Australian scientists have observed that very sick patients tend to have very low levels of Vitamin D.
The sicker they are, the lower the levels, the group of endocrinologists in Sydney said.
To reach the conclusion, Dr Paul Lee, Professor John Eisman and Associate Professor Jackie Center, researchers at Sydney's Garvan Institute of Medical Research, examined a cohort of 42 Intensive Care Unit (ICU) patients. Forty-five percent turned out to be Vitamin D deficient.
The study has been published in the New England Journal of Medicine.
"Until now, the medical community has thought of Vitamin D deficiency as a chronic condition. Little is known about its acute complications," said Dr. Lee.
"Last year, we published several cases showing that Vitamin D deficiency can cause acute complications in the intensive care unit.

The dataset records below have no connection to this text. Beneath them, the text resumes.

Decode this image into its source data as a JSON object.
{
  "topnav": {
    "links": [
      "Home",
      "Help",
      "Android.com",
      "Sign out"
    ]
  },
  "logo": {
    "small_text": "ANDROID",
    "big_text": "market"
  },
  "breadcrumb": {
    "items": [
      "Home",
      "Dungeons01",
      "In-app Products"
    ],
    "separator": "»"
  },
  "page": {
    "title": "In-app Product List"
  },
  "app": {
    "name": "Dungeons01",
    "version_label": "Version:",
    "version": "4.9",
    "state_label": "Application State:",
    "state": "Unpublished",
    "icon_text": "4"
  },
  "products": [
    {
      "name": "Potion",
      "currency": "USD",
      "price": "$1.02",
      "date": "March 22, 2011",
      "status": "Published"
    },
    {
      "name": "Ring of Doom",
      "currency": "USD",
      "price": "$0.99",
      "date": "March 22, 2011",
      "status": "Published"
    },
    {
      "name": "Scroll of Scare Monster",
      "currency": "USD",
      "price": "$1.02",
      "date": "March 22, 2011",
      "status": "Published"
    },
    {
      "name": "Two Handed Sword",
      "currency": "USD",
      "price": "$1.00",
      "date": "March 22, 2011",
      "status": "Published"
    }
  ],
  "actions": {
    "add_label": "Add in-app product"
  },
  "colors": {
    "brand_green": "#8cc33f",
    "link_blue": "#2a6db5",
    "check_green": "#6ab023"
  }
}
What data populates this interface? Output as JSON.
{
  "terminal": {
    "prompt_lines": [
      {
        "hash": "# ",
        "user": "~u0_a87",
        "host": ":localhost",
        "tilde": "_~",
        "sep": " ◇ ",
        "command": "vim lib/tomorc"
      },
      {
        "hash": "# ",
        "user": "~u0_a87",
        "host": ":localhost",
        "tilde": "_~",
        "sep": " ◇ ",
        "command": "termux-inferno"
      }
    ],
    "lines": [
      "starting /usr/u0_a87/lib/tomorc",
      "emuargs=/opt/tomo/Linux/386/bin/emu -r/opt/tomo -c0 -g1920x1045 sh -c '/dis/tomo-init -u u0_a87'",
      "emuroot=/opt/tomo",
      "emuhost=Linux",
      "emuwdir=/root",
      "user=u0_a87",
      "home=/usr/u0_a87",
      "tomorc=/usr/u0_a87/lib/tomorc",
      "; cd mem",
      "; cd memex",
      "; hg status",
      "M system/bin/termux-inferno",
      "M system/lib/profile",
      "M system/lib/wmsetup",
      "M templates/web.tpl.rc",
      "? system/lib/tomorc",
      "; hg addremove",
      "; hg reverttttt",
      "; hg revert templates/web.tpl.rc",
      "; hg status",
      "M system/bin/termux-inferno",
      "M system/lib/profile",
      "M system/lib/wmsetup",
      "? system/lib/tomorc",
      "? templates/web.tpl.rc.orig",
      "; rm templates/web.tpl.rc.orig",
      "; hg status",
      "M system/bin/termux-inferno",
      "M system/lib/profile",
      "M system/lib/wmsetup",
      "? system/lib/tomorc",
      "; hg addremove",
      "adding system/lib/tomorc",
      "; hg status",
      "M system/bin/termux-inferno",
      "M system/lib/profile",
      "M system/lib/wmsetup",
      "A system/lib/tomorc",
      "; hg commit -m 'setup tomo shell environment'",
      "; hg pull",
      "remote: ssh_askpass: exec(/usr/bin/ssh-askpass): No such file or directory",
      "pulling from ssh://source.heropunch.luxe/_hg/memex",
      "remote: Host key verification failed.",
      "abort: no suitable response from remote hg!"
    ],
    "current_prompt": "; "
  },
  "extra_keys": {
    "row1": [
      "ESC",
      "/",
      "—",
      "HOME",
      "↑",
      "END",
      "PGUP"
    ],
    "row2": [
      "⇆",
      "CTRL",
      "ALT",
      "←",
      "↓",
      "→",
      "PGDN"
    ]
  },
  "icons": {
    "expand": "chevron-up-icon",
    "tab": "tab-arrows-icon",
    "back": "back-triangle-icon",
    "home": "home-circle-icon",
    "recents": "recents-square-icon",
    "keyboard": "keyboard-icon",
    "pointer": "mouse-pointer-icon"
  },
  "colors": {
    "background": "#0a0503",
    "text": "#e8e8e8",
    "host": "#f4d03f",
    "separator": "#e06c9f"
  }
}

"Recently, Vitamin D has been recognised for its many roles beyond the musculoskeletal system. It has been implicated in diabetes, in the immune system, in cancers, in heart disease and in metabolic syndrome.
"Vitamin D appears to have roles in controlling sugar, calcium, heart function, gut integrity, immunity and defence against infection. Patients in ICU suffer from different degrees of inflammation, infection, heart dysfunction, diarrhoea and metabolic dysregulation - so vitamin D deficiency may play a role in each of these common ICU conditions.
"So we did a preliminary study and found that 45 percent of people in our ICU were Vitamin D deficient. There may be a bias, in that all patients were referred to endocrinology, so the numbers may not reflect the prevalence in a standard ICU cohort. However 45 percent is still a significant proportion," the expert added.
When the team correlated the Vitamin D levels with a disease severity score, there was a direct correspondence between sickness and Vitamin D deficiency. In other words, the sicker someone was, the lower the levels of Vitamin D. Out of the 42 patients studied, there were 3 deaths. The 3 patients who died all had the lowest level of Vitamin D in the cohort.
"Perhaps when we are well, we have ways to compensate for organ dysfunction if we run low on Vitamin D. But when we are very sick, the "sick organs" draw upon any vitamin D available to function properly, therefore we may need extra Vitamin D to maintain organ function during critical illness. However, at this stage, we don't know whether Vitamin D deficiency is just a marker of ill health, or whether it contributes to disease severity," Lee concluded.